Like Bridget Jones before her, Lucy Sweeney, the heroine of this pastel-jacketed bonbon of a debut, is an endearing everywoman prone to disaster. But unlike her chick lit predecessor, Lucy is a married, stay-at-home mom who gave up an impressive career as a television news producer to care for her three sons in tony northwest London. Lucy exists in a constant state of chaos (she has lost 11 credit cards in the past year; she has seven different kinds of credit card debt; and her habit of wearing pajamas to drop off her children at school has hardly gone unnoticed). But, when a flirtation with “Sexy Domesticated Dad” (a fellow classroom parent) threatens to develop into something more, so too does Lucy’s growing sense that “somewhere in the domestic maelstrom I have lost myself.” Whether she will find herself again—and, in time—is the question at the center of this crackling-with-wit debut. Although the plot careens toward an over-the-top, too-neat ending, London Times columnist Neill’s delight in and empathy for her characters, her respect for the demands of domestic life and her tender evocations of motherhood more than compensate. (July)
The impossibility of having it all

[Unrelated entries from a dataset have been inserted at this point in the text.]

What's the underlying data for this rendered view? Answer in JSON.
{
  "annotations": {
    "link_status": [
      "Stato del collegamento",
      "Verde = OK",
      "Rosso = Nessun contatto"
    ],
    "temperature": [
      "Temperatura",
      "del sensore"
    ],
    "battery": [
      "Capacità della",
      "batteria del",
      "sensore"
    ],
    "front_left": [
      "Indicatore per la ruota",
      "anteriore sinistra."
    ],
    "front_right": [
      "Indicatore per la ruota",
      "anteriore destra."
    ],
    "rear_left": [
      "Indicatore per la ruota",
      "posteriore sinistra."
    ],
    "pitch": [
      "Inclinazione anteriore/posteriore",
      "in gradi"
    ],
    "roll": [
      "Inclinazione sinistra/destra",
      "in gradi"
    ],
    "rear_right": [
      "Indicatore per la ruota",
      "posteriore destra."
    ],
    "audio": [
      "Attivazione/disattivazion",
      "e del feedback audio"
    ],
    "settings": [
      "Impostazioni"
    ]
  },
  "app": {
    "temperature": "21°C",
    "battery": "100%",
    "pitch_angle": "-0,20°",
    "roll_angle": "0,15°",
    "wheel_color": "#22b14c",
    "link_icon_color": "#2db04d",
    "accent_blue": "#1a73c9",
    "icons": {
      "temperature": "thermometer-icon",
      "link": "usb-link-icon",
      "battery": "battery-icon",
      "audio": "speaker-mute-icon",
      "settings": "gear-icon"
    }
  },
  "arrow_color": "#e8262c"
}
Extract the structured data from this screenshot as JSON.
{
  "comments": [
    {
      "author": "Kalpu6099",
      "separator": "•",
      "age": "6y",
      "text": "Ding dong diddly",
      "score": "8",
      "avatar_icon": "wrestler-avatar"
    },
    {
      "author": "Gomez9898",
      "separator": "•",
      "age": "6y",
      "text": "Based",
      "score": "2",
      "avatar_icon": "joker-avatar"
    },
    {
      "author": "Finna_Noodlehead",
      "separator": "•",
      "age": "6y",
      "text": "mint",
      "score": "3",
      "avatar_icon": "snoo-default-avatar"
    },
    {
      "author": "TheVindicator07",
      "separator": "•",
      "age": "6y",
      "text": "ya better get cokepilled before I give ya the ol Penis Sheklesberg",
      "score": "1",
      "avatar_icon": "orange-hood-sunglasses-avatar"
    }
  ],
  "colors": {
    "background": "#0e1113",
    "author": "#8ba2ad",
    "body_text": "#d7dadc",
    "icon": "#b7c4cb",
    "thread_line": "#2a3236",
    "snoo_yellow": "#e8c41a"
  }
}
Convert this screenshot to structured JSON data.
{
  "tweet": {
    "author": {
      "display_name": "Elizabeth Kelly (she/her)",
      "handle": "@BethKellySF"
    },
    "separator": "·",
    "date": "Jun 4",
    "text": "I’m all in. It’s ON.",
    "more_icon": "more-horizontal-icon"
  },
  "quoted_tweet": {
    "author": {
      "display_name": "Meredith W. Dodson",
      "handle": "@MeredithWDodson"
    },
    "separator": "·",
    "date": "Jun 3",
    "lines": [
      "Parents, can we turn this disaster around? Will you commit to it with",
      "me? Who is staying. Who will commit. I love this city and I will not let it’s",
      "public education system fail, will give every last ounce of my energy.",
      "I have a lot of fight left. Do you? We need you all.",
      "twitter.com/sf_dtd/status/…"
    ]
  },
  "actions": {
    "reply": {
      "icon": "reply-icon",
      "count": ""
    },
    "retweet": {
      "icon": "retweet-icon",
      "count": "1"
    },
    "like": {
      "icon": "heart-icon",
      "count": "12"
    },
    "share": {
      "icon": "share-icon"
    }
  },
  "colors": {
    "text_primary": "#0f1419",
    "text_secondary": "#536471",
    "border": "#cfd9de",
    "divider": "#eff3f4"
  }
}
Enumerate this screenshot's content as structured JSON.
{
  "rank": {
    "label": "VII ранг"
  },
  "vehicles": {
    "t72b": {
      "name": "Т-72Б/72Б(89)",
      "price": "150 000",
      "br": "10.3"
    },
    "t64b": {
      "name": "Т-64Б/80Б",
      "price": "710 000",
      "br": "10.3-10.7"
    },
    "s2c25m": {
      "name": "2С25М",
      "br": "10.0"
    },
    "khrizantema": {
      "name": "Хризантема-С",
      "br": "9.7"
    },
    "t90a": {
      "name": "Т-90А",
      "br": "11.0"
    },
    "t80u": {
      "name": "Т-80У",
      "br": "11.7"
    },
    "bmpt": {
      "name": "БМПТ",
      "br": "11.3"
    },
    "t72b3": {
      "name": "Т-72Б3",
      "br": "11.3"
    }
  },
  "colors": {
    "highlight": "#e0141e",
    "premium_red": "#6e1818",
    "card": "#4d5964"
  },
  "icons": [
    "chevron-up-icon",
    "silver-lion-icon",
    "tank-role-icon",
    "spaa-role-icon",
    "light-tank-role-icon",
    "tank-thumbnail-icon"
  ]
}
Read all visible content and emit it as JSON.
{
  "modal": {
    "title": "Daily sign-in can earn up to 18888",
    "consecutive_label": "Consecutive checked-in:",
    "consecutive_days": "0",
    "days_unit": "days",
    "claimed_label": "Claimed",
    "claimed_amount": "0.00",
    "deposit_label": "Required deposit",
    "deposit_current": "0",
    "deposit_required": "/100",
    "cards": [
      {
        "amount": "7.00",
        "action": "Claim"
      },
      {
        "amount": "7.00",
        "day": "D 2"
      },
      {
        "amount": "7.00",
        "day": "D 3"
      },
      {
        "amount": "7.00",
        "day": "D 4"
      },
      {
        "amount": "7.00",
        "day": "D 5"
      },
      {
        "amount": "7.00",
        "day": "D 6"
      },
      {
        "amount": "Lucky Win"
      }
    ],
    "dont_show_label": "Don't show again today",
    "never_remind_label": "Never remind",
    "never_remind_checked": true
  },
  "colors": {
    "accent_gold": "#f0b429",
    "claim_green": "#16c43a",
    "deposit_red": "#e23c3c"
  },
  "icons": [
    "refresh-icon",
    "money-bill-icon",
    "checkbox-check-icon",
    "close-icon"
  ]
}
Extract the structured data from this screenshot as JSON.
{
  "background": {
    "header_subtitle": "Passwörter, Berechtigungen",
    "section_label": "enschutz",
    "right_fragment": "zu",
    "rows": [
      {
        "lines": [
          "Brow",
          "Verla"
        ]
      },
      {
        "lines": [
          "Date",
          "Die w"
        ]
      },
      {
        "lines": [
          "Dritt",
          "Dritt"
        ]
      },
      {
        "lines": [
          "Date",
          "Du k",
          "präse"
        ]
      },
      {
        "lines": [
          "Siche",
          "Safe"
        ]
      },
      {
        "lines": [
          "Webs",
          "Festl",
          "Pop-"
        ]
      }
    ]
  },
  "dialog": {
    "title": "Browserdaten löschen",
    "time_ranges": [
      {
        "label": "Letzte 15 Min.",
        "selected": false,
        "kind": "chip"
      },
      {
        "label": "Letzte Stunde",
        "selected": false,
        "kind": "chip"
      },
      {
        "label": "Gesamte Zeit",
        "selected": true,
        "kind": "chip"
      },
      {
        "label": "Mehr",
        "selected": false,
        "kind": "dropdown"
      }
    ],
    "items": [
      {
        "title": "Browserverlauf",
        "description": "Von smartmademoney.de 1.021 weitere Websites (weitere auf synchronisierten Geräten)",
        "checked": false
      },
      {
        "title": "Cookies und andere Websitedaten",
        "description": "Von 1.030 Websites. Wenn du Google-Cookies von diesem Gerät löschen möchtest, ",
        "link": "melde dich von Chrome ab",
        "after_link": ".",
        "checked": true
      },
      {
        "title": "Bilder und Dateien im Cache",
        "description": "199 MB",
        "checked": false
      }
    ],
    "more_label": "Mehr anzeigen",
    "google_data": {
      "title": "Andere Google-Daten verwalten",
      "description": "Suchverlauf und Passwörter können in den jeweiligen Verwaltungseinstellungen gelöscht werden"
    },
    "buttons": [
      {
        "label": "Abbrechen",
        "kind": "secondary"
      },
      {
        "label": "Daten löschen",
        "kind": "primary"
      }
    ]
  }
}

The core of what makes a good marriage is at the heart of Slummy Mummy, by British feature writer Fiona Neill. (Neill writes a weekly column by the same name for the London Times.) The novel chronicles the domestic crisis of Lucy Sweeney, mother of three sons, wife to the tidy and exasperated Tom. Lucy has developed a crush on one of the school dads, a stay-at-home writer who has "bad boy" penciled all over himuntil he opens his mouth to compare cereal mixes. Lucyto put it mildlyis not the most organized of mothers. Her laundry pile is out of control, her car is a science experiment of old apple cores and melted chocolate, and she can't seem to hang on to her keys. On the other hand, she adores her children, and everyone in her life chooses the compassionate and thoughtful Lucy when they need a confidante. Her husbandwell, they loved each other once, and maybe they would again if they could ever have sex, but how is that achieved, exactly, with three children under the age of seven? Lucy is both clever and kind, a disaster and a dear, and most of all a woman you'd never mind sitting down to share a bottle of wine with, because she is always entertaining. This book makes a great pick-me-up on a day when you've got those can't-seem-to-get-it-all-done blues.